Interface dataset entries
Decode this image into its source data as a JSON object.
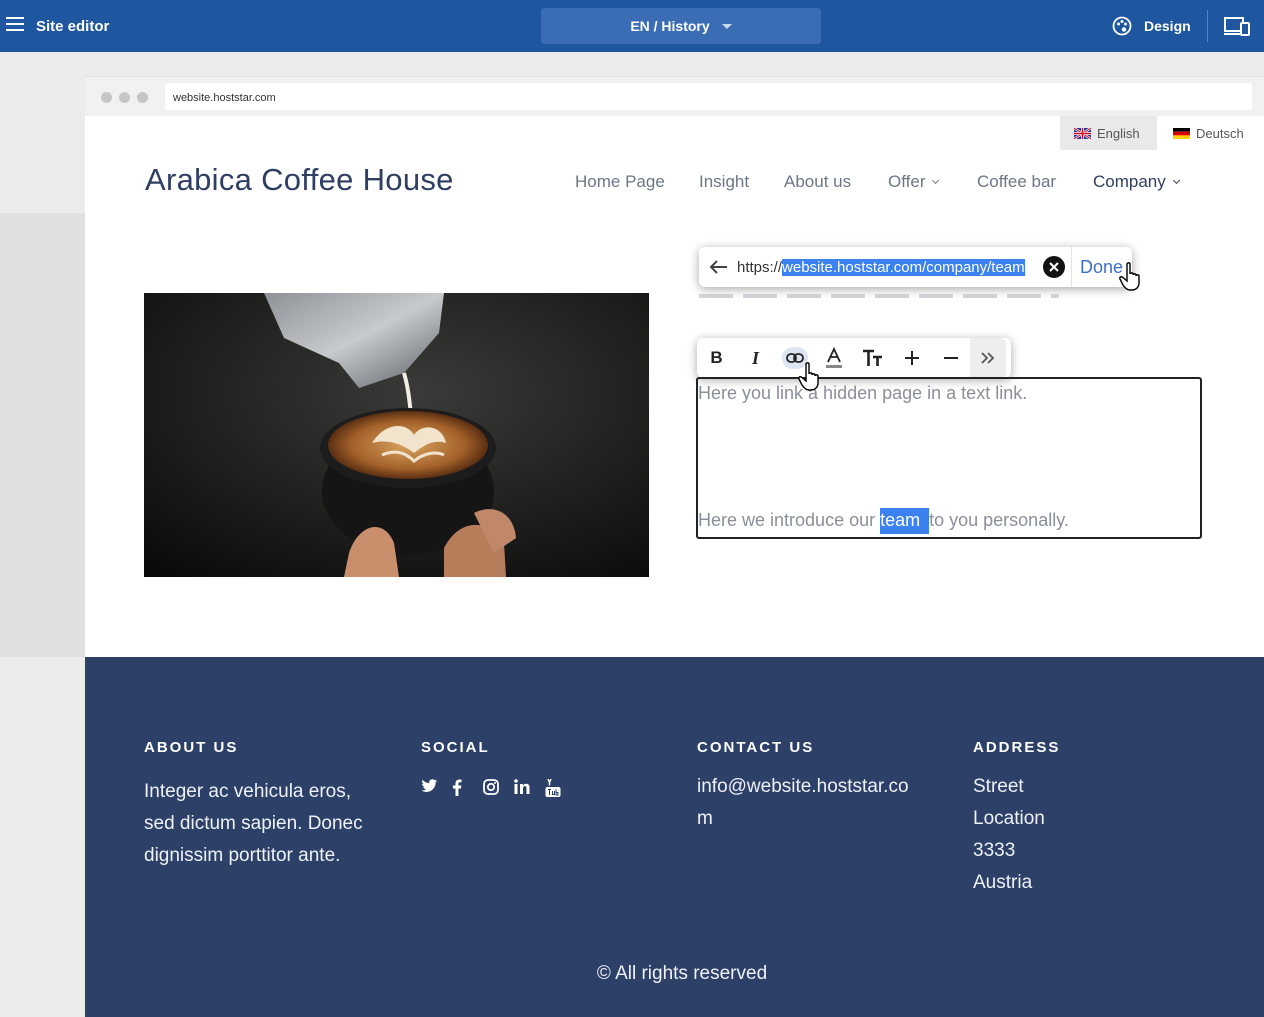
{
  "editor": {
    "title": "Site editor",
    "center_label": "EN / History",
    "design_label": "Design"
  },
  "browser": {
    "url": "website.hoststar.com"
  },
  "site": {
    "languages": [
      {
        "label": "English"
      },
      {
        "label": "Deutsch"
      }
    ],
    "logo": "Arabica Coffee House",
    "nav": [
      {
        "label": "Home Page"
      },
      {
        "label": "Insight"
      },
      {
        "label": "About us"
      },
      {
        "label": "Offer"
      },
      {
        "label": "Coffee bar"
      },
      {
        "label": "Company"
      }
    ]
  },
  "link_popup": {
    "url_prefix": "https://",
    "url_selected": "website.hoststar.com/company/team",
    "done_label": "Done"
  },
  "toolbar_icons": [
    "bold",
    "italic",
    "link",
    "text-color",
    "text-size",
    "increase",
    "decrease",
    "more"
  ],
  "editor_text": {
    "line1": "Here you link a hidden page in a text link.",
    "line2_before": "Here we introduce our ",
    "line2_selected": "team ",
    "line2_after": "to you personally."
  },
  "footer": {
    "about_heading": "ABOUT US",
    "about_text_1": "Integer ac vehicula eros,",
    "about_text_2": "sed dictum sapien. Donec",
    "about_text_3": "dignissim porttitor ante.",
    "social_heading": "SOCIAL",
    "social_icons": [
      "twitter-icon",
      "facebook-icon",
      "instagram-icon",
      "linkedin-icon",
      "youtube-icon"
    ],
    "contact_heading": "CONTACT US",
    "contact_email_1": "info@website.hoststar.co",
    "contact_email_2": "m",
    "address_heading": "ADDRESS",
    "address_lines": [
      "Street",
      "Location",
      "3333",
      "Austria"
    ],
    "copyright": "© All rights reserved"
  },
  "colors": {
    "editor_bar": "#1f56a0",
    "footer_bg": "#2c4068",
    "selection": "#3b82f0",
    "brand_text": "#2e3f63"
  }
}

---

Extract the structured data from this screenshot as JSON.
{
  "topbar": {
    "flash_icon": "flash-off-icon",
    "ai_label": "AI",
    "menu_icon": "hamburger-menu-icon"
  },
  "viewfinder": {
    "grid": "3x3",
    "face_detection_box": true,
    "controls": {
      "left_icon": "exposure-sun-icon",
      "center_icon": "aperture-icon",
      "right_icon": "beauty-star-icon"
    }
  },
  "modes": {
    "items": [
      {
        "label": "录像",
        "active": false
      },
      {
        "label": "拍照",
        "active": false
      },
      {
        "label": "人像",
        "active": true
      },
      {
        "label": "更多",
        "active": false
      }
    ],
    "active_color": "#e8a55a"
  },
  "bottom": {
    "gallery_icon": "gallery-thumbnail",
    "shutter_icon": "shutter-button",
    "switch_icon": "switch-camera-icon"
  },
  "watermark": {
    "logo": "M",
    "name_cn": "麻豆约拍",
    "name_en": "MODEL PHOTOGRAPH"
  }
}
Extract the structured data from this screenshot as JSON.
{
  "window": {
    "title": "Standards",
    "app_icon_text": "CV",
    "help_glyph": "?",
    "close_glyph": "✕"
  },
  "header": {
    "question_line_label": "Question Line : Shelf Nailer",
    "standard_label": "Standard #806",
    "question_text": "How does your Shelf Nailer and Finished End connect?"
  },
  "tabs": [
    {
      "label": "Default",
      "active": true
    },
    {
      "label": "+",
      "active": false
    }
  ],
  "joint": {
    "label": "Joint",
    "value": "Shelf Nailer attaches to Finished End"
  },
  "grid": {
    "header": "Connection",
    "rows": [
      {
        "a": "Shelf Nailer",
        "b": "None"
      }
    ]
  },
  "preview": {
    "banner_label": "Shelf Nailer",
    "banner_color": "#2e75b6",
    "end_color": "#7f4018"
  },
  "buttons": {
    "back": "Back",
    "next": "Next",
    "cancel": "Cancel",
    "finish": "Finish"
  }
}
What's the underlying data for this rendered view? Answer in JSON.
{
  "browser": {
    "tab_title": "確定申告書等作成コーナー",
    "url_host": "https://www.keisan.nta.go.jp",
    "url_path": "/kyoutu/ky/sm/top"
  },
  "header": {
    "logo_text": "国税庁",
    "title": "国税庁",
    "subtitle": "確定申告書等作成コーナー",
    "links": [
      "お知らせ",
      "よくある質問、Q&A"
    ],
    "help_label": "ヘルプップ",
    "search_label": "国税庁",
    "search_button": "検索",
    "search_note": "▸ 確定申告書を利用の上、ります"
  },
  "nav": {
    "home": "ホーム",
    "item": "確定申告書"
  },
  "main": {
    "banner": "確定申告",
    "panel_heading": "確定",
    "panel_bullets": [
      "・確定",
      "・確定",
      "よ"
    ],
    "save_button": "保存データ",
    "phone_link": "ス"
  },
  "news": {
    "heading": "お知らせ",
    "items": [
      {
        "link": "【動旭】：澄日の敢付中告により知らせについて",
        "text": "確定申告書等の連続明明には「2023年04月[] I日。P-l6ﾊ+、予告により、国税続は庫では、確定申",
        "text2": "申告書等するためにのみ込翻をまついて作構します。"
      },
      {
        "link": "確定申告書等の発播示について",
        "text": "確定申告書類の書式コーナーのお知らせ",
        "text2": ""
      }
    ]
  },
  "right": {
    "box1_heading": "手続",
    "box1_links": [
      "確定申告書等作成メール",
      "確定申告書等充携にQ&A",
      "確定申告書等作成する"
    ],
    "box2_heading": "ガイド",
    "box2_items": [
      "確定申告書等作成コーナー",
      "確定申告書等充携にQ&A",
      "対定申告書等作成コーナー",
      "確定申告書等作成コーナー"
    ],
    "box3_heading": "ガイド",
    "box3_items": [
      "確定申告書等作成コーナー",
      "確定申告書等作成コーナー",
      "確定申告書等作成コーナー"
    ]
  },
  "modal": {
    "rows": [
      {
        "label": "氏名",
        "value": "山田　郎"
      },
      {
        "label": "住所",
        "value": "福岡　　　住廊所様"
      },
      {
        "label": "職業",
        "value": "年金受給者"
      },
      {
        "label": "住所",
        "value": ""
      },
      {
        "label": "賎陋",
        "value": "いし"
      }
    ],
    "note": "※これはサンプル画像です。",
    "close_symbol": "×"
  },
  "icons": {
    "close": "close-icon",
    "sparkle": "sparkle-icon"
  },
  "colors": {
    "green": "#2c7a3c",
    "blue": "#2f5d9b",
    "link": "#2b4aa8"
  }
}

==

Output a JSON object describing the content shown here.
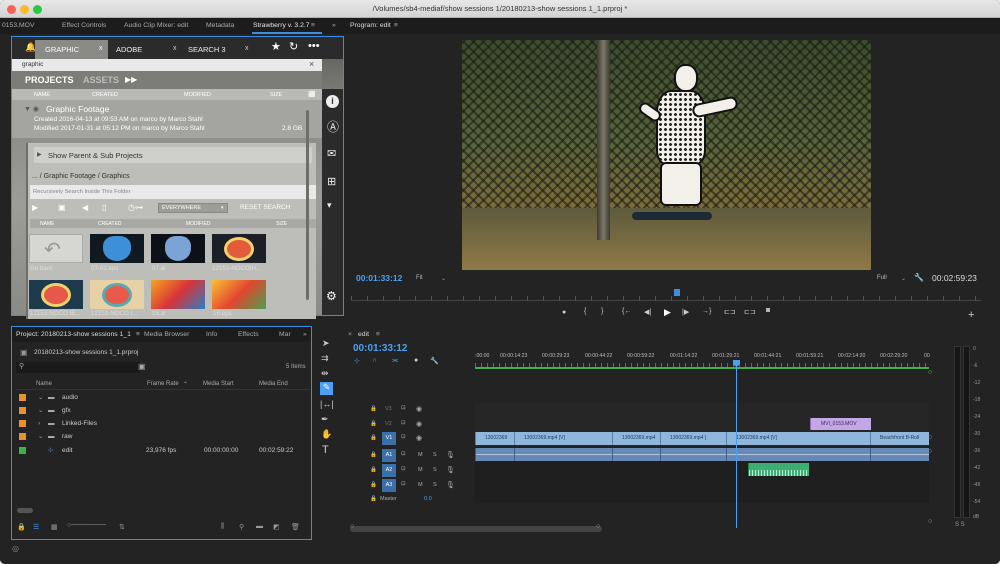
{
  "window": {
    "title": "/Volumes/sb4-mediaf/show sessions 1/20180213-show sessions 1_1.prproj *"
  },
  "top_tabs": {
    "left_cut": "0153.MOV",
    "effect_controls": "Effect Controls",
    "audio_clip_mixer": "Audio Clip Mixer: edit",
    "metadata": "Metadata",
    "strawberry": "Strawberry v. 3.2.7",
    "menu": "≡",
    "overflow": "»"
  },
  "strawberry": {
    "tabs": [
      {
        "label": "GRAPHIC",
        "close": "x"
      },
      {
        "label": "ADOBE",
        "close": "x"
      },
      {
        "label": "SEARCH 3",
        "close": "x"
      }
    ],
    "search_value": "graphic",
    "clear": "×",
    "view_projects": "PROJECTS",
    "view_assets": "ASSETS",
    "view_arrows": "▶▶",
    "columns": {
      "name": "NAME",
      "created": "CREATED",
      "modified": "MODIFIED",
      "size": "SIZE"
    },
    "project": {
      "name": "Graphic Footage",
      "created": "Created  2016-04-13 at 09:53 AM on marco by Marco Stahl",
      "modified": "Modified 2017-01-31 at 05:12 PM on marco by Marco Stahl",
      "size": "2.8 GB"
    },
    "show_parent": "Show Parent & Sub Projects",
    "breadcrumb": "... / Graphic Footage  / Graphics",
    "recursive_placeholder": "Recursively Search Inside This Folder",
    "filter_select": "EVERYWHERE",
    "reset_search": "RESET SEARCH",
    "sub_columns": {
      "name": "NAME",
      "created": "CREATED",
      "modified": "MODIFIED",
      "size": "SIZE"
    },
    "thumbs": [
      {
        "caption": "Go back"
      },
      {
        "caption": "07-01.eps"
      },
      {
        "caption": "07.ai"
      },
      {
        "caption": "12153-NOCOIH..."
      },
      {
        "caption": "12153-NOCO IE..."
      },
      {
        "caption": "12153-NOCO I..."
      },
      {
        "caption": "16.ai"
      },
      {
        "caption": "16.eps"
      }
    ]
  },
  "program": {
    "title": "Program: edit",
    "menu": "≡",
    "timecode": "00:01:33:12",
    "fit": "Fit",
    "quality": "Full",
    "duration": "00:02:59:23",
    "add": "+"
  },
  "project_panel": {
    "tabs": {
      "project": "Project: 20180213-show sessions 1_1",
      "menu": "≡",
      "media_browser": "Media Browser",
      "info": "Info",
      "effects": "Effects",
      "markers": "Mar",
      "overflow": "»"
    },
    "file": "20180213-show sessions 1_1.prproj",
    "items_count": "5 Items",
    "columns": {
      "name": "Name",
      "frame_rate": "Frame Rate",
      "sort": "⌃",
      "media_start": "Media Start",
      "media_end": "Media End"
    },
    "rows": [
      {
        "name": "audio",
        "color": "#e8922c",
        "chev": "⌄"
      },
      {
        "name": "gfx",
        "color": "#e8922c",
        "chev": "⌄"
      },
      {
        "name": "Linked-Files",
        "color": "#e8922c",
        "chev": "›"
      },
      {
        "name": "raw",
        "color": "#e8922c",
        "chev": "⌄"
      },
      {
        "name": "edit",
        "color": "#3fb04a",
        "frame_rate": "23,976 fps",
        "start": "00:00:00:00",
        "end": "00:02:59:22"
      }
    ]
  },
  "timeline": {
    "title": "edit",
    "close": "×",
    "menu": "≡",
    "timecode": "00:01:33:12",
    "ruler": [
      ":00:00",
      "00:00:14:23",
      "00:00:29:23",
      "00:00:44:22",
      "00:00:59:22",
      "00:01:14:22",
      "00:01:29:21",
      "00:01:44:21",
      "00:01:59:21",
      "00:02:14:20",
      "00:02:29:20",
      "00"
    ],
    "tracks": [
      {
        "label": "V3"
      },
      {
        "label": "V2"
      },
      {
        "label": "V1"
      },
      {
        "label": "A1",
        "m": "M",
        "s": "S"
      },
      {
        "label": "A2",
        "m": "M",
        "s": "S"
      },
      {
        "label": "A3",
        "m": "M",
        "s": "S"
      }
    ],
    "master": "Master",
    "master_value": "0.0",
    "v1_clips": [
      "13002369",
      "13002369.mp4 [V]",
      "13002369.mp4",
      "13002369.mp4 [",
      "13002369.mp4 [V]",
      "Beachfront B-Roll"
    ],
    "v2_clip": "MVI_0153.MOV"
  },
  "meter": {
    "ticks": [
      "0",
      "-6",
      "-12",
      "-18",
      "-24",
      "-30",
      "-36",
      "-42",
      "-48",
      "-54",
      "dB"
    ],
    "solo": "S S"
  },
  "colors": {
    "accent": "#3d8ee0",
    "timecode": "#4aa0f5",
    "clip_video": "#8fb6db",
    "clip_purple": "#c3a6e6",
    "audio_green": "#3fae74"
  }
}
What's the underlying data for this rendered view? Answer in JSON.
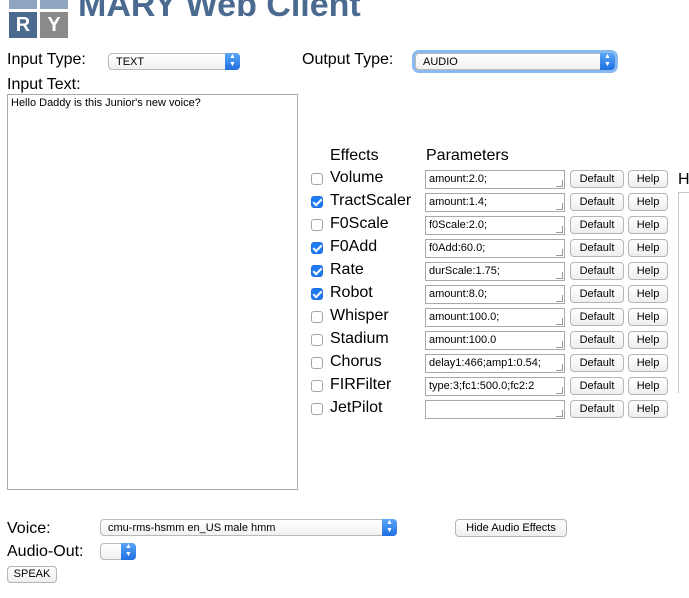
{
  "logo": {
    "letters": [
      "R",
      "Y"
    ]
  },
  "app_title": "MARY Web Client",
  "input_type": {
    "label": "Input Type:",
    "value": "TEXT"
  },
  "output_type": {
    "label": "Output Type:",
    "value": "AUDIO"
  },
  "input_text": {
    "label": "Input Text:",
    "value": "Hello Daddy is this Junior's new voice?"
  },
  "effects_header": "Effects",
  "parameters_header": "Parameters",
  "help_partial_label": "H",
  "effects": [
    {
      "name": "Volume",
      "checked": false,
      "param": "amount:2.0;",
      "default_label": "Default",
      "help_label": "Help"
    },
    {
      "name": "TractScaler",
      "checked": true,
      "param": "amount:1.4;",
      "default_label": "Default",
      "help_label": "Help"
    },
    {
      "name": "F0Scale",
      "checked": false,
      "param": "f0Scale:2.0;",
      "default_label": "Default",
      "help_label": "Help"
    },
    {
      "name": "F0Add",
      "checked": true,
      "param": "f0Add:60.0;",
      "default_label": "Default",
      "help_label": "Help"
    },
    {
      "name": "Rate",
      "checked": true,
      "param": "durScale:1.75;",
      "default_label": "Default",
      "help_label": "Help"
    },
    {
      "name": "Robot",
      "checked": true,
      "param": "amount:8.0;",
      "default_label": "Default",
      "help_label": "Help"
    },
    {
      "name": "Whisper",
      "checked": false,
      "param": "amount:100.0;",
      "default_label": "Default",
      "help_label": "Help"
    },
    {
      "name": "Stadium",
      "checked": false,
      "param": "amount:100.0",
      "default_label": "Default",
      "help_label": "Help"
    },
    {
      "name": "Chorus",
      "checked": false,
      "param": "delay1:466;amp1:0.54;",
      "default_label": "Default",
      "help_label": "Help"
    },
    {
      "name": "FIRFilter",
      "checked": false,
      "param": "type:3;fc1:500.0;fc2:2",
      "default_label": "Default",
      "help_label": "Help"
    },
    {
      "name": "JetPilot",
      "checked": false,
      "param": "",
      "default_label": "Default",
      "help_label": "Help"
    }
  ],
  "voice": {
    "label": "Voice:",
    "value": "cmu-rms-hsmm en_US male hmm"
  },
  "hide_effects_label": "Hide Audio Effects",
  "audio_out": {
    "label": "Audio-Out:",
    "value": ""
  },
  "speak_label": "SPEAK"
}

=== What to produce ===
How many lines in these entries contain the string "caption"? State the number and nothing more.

=== Finished task ===
8